I should preface what I’m about to say by mentioning that the week before last, as in the second week we were home from the journey-that-shall-not-be-named, I was ready to pull my hair out. Having concluded through experience that there is, in fact, such a thing as too much familytogetherness and we’d vastly exceeded the limit.
As is my modus operandi, I had returned to the land where you wear jeans in August with nothing resembling a plan for how to spend the remaining 5 weeks of summer. I had not enrolled my boys in camps. I had not signed them up for tennis lessons. I did not have a babysitter on retainer.
It was just me. And them. Allthetime. (And we’d already spent all of July basking in each other’s company, not to mention eight verylong days carping in our stagger wagon.)

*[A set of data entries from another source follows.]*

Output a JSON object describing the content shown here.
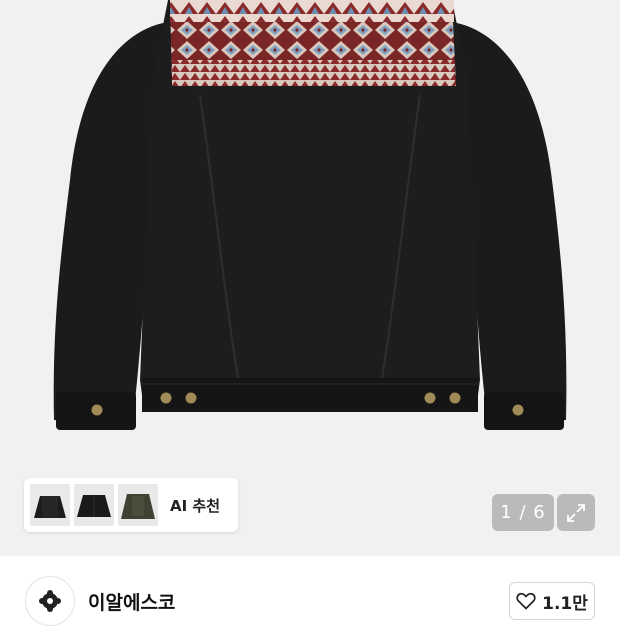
{
  "gallery": {
    "ai_recommend_label": "AI 추천",
    "counter": "1 / 6"
  },
  "shop": {
    "name": "이알에스코",
    "like_count": "1.1만"
  },
  "icons": {
    "expand": "expand-icon",
    "heart": "heart-icon",
    "chevron": "chevron-right-icon"
  },
  "colors": {
    "jacket": "#181818",
    "pattern_red": "#8a2a2a",
    "pattern_blue": "#6c8fb0",
    "button_brass": "#a08a55"
  }
}
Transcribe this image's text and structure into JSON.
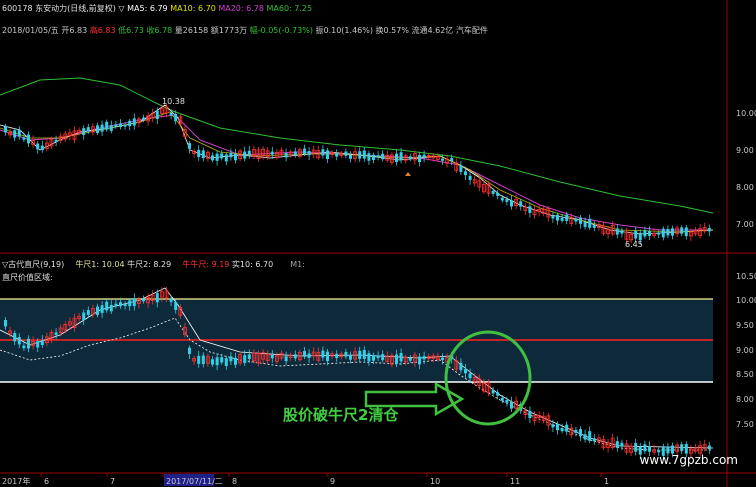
{
  "header": {
    "stock": "600178 东安动力(日线,前复权)",
    "ma_mark": "▽",
    "ma5": "MA5: 6.79",
    "ma10": "MA10: 6.70",
    "ma20": "MA20: 6.78",
    "ma60": "MA60: 7.25"
  },
  "day_info": {
    "date": "2018/01/05/五",
    "open": "开6.83",
    "high": "高6.83",
    "low": "低6.73",
    "close": "收6.78",
    "volume": "量26158",
    "amount": "额1773万",
    "change": "幅-0.05(-0.73%)",
    "amplitude": "振0.10(1.46%)",
    "turnover": "换0.57%",
    "float_cap": "流通4.62亿",
    "sector": "汽车配件"
  },
  "indicator": {
    "name": "▽古代直尺(9,19)",
    "ruler1": "牛尺1: 10.04",
    "ruler2": "牛尺2: 8.29",
    "ruler3": "牛牛尺: 9.19",
    "solid": "实10: 6.70",
    "m": "M1:",
    "zone_label": "直尺价值区域:"
  },
  "annotations": {
    "high_mark": "10.38",
    "low_mark": "6.45",
    "arrow_text": "股价破牛尺2清仓",
    "watermark": "www.7gpzb.com"
  },
  "axes": {
    "upper": [
      "10.00",
      "9.00",
      "8.00",
      "7.00"
    ],
    "lower": [
      "10.50",
      "10.00",
      "9.50",
      "9.00",
      "8.50",
      "8.00",
      "7.50"
    ],
    "dates": [
      "2017年",
      "6",
      "7",
      "2017/07/11/二",
      "8",
      "9",
      "10",
      "11",
      "1"
    ]
  },
  "colors": {
    "up": "#ff3030",
    "down": "#30d0e8",
    "ma5": "#ffffff",
    "ma10": "#e0e000",
    "ma20": "#d040d0",
    "ma60": "#30c030",
    "ruler_upper": "#d0d080",
    "ruler_mid": "#ff2020",
    "ruler_lower": "#ffffff",
    "zone_fill": "#0e2a3a",
    "circle": "#40c040"
  }
}
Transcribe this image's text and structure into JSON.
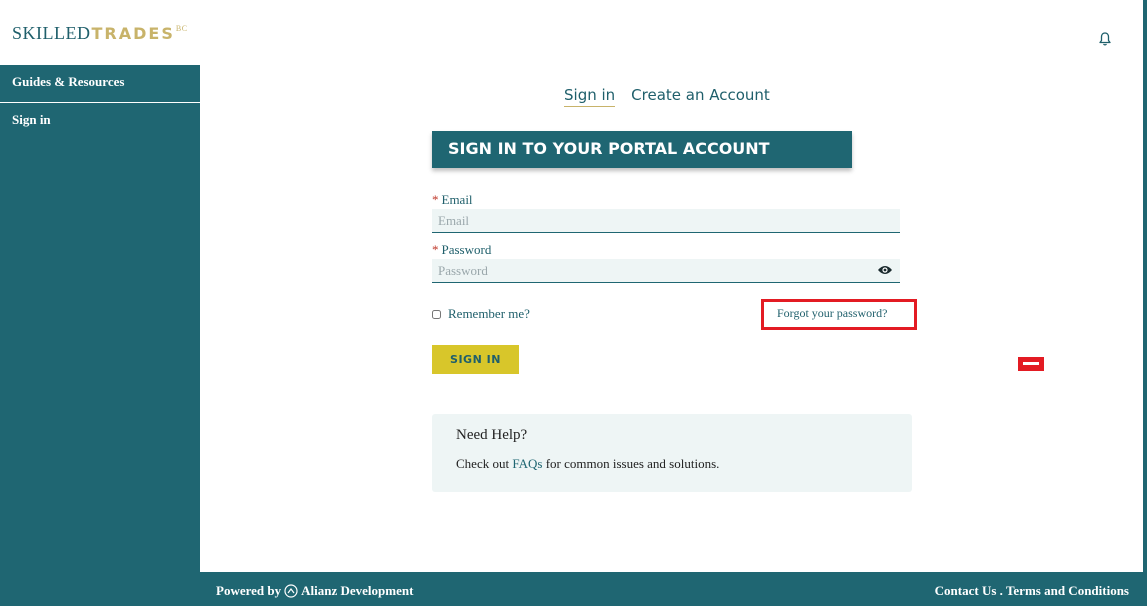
{
  "header": {
    "logo_skilled": "SKILLED",
    "logo_trades": "TRADES",
    "logo_bc": "BC",
    "bell_icon": "bell-icon"
  },
  "sidebar": {
    "items": [
      {
        "label": "Guides & Resources"
      },
      {
        "label": "Sign in"
      }
    ]
  },
  "tabs": [
    {
      "label": "Sign in",
      "active": true
    },
    {
      "label": "Create an Account",
      "active": false
    }
  ],
  "form": {
    "title": "SIGN IN TO YOUR PORTAL ACCOUNT",
    "required_mark": "*",
    "email_label": "Email",
    "email_placeholder": "Email",
    "password_label": "Password",
    "password_placeholder": "Password",
    "show_password_icon": "eye-icon",
    "remember_label": "Remember me?",
    "forgot_label": "Forgot your password?",
    "signin_button": "SIGN IN"
  },
  "help": {
    "title": "Need Help?",
    "text_before": "Check out ",
    "link": "FAQs",
    "text_after": " for common issues and solutions."
  },
  "footer": {
    "powered_by": "Powered by",
    "company": "Alianz Development",
    "contact": "Contact Us",
    "separator": " . ",
    "terms": "Terms and Conditions"
  },
  "colors": {
    "primary": "#1f6672",
    "accent_gold": "#c8b36a",
    "button_yellow": "#d8c62a",
    "highlight_red": "#e31b23"
  }
}
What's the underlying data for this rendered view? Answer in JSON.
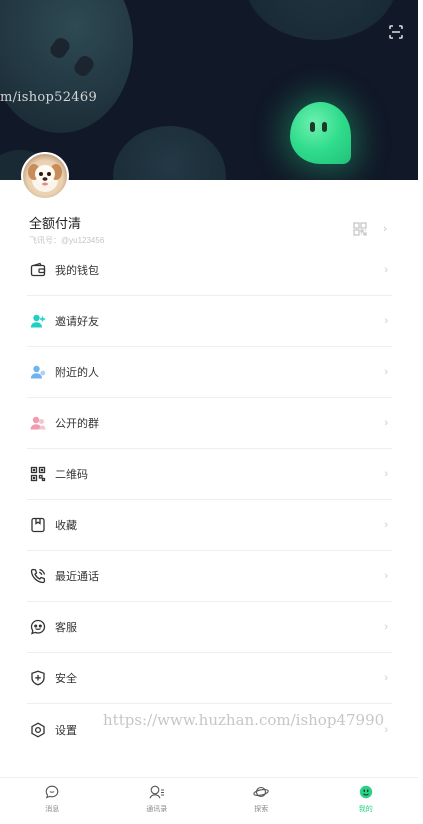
{
  "header": {
    "watermark": "m/ishop52469",
    "scan_icon": "scan-icon",
    "avatar_icon": "puppy-avatar"
  },
  "profile": {
    "name": "全额付清",
    "id_label": "飞讯号：@yu123456",
    "qr_icon": "qr-code-icon",
    "chevron": "›"
  },
  "menu": {
    "items": [
      {
        "label": "我的钱包",
        "icon": "wallet-icon"
      },
      {
        "label": "邀请好友",
        "icon": "invite-friend-icon"
      },
      {
        "label": "附近的人",
        "icon": "nearby-people-icon"
      },
      {
        "label": "公开的群",
        "icon": "public-group-icon"
      },
      {
        "label": "二维码",
        "icon": "qr-code-icon"
      },
      {
        "label": "收藏",
        "icon": "bookmark-icon"
      },
      {
        "label": "最近通话",
        "icon": "phone-icon"
      },
      {
        "label": "客服",
        "icon": "customer-service-icon"
      },
      {
        "label": "安全",
        "icon": "shield-icon"
      },
      {
        "label": "设置",
        "icon": "settings-icon"
      }
    ],
    "chevron": "›"
  },
  "watermark_bottom": "https://www.huzhan.com/ishop47990",
  "tabbar": {
    "tabs": [
      {
        "label": "消息",
        "icon": "message-icon",
        "active": false
      },
      {
        "label": "通讯录",
        "icon": "contacts-icon",
        "active": false
      },
      {
        "label": "探索",
        "icon": "planet-icon",
        "active": false
      },
      {
        "label": "我的",
        "icon": "me-icon",
        "active": true
      }
    ]
  },
  "colors": {
    "accent": "#2bd186",
    "header_bg": "#111827",
    "invite_icon": "#1fd0c6",
    "nearby_icon": "#6fb4f0",
    "group_icon": "#f29aae"
  }
}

And then, glory be, I saw one of those ubiquitous-in-Calgary, black-with-neon-letter signs, in a park near my house; announcing the City’s ‘Park ‘n play’ program happening at the field by the boys’ school from August 19-23. Meaning, I could take the two older boys to the park and leave them there (under teenaged supervision) for a period of time.
On Monday morning, as the 10am drop-off time approached, I announced to my troops, still wearing their pajamas, that there was a new gig in town. ‘You’re going to Park ‘n Play today,’ I delivered the news. And, I won’t lie, they weren’t thrilled. They protested as though they’d spent all of summer in Donald Trump’s Entrepreneur Camp and I’d taken their one unscheduled day from them.
They were still balking about this unexpected turn of events; this kink in their laze-around-the-house-all-day-long lifestyle, as we crossed the field, mere yards from the sign-in tent.
‘I need a break,’ I finally told them, ‘and don’t you guys want a break from me?’ The Gort thought it over, ‘yeah, I guess it would be nice to get a break from Miss Meanie.’
Exactly! Oh, wait, a minute…..
‘I’ll pick you up in two hours,’ I promised. (Even though the program runs for 5.) And that is precisely what I did, for five gloriously consecutive days; giving each of us just a hint of space, a glimpse of life beyond the beige-with-pink-undertones walls of our abode.
With a relatively empty house, I was able to clean a bit, temporarily enrol Percy in a much-needed, mother-led tantrum boot camp, and breathe a bit. The boys made a few friends, and played games, and got their much-needed break from Miss Meanie.
The little bit of space made it that much easier to appreciate the little bits of awesome that are all around (but easy to overlook when
I’m we’re living in a state of perpetual annoyance).
The way the older boys hold hands whenever they walk side-by-side. Across the field to the Park ‘n Play program, across the parking lot to the bookstore, back to the car after throwing rocks at Edworthy Park, to the washroom in Target…..it rarely fails to make me smile, (or wish I had a smartphone with a decent camera so I could record this undoubtedly short-lived phase of their relationship.) Sometimes, as though they’ve suddenly remembered they’re boys, they’ll yank each other’s arms all crazy-like, perhaps to appear more masculine, but their hands remain entwined.
The way they play cooperatively (sometimes). The Gort (sometimes) playing the part of thoughtful, caring older brother: fixing his brothers’ Lego structures, giving Percy piggyback rides and speaking to them in a tone that exemplifies calm and patience. And the other two (sometimes) playing the part of admiring, eager-to-impress, younger brother(s); asking for his help and telling him stories; clamoring for his praise or his interest.
All of it reminding me that, right now, we’re in this ‘sweet spot’ as someone once called it, this moment in our little family’s life where there’s a sense of equilibrium. The boys, relatively independent though still quite dependent in many ways, are generally satisfied with having each other for company, with being at home, and with having us as parents.
We’re living in a sweet, small window of time before adolescence begins, and friends and other interests take center stage; before the separation process begins in earnest, and I know I will remember this time well.